Sweet goods are a key market for food-to-go operators, according to research for chocolate producer Callebaut, which shows 50% of millennials choose a sweet option.

The research, carried out by Belgian chocolate producer Callebaut, said the figure was especially significant as millennials (16- to 34-year-olds) were driving the food-to-go market more than any other age bracket, with over 75% buying food-to-go at least once a week.

The survey also found that chocolate was a key trend in the food-to-go market, with 69% of female consumers saying they wanted a healthy snack option which incorporated chocolate, and 64% of all consumers saying they would be tempted by a chocolate treat when ordering a hot drink.

Quality was another key trend, with 61% of consumers saying they preferred a handmade treat over a mass-produced bar or biscuit.

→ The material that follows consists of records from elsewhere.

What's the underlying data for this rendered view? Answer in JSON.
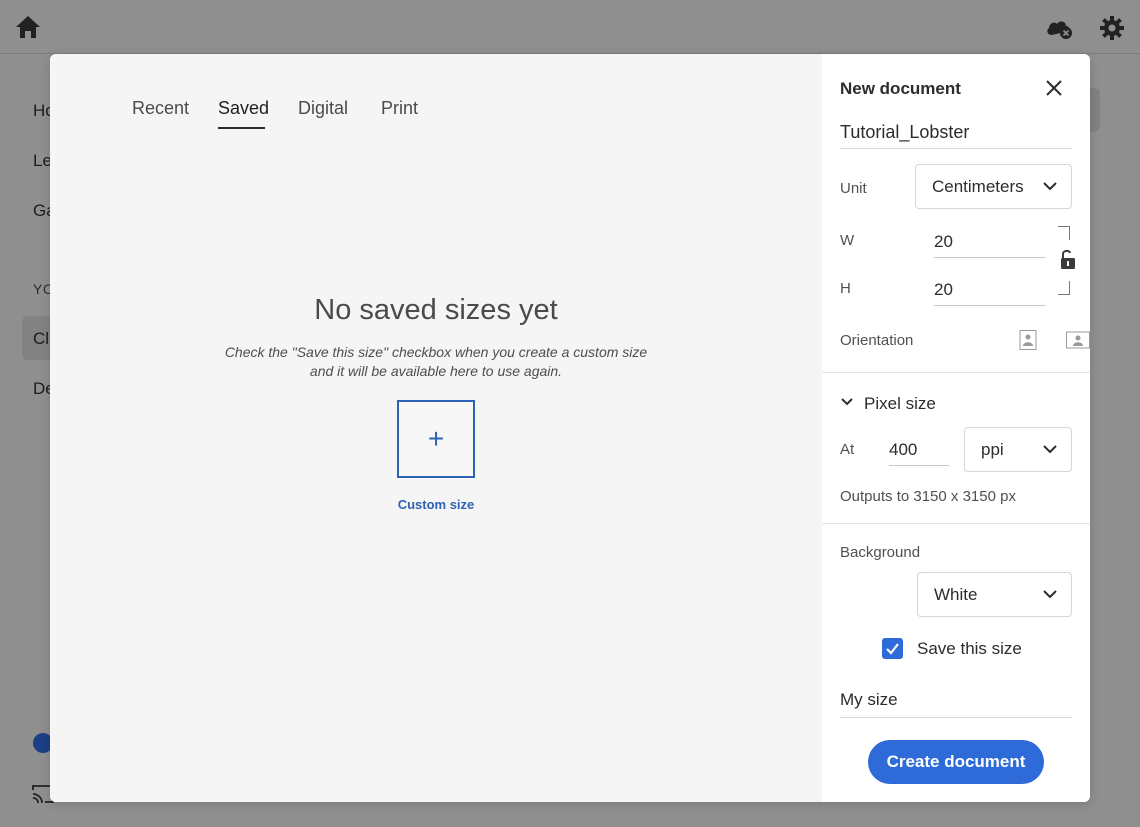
{
  "background_app": {
    "nav_items": [
      "Ho",
      "Le",
      "Ga"
    ],
    "section_label": "YC",
    "nav_items_2": [
      "Cl",
      "De"
    ]
  },
  "tabs": [
    {
      "label": "Recent"
    },
    {
      "label": "Saved"
    },
    {
      "label": "Digital"
    },
    {
      "label": "Print"
    }
  ],
  "active_tab": "Saved",
  "empty_state": {
    "title": "No saved sizes yet",
    "description_line1": "Check the \"Save this size\" checkbox when you create a custom size",
    "description_line2": "and it will be available here to use again.",
    "custom_size_symbol": "+",
    "custom_size_label": "Custom size"
  },
  "panel": {
    "title": "New document",
    "document_name": "Tutorial_Lobster",
    "unit_label": "Unit",
    "unit_value": "Centimeters",
    "width_label": "W",
    "width_value": "20",
    "height_label": "H",
    "height_value": "20",
    "orientation_label": "Orientation",
    "pixel_size_label": "Pixel size",
    "at_label": "At",
    "resolution_value": "400",
    "resolution_unit": "ppi",
    "outputs_text": "Outputs to 3150 x 3150 px",
    "background_label": "Background",
    "background_value": "White",
    "save_size_label": "Save this size",
    "save_size_checked": true,
    "size_name": "My size",
    "create_label": "Create document"
  },
  "colors": {
    "accent": "#2e6bd8",
    "custom_size_blue": "#2e62b4"
  },
  "icons": {
    "top_left": "home-icon",
    "top_right": [
      "cloud-offline-icon",
      "gear-icon"
    ],
    "close": "close-icon",
    "lock": "unlock-icon",
    "orientation": [
      "portrait-icon",
      "landscape-icon"
    ]
  }
}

Almost 67% of millennials said they would be prepared to pay a premium for a handmade snack, with 30% willing to pay £1 more.

The results suggested restaurants also had the opportunity to cash in on the food-to-go trend. Some 51% of consumers said they would be more likely to order a dessert if a to-go option was available, and 65% of millennials said that, if offered, they would take a dessert away with them to eat later.

Robert Harrison, sales director at Callebaut, said: “The food-to-go market is a huge opportunity for operators and one that is essential to get right – it comprises a quarter of all eating-out spend out-of-home and is growing at a rate of 5%.

“By focusing on more innovative snacks and desserts and tapping into that demand for chocolate-based recipes, handmade treats or healthier chocolate options, operators can expand their repertoire and increase their profits.”

The Barry Callebaut Group, owner of the Callebaut brand, recently announced “solid” half-year results despite the impact of a strong Swiss franc and a weak cocoa products market.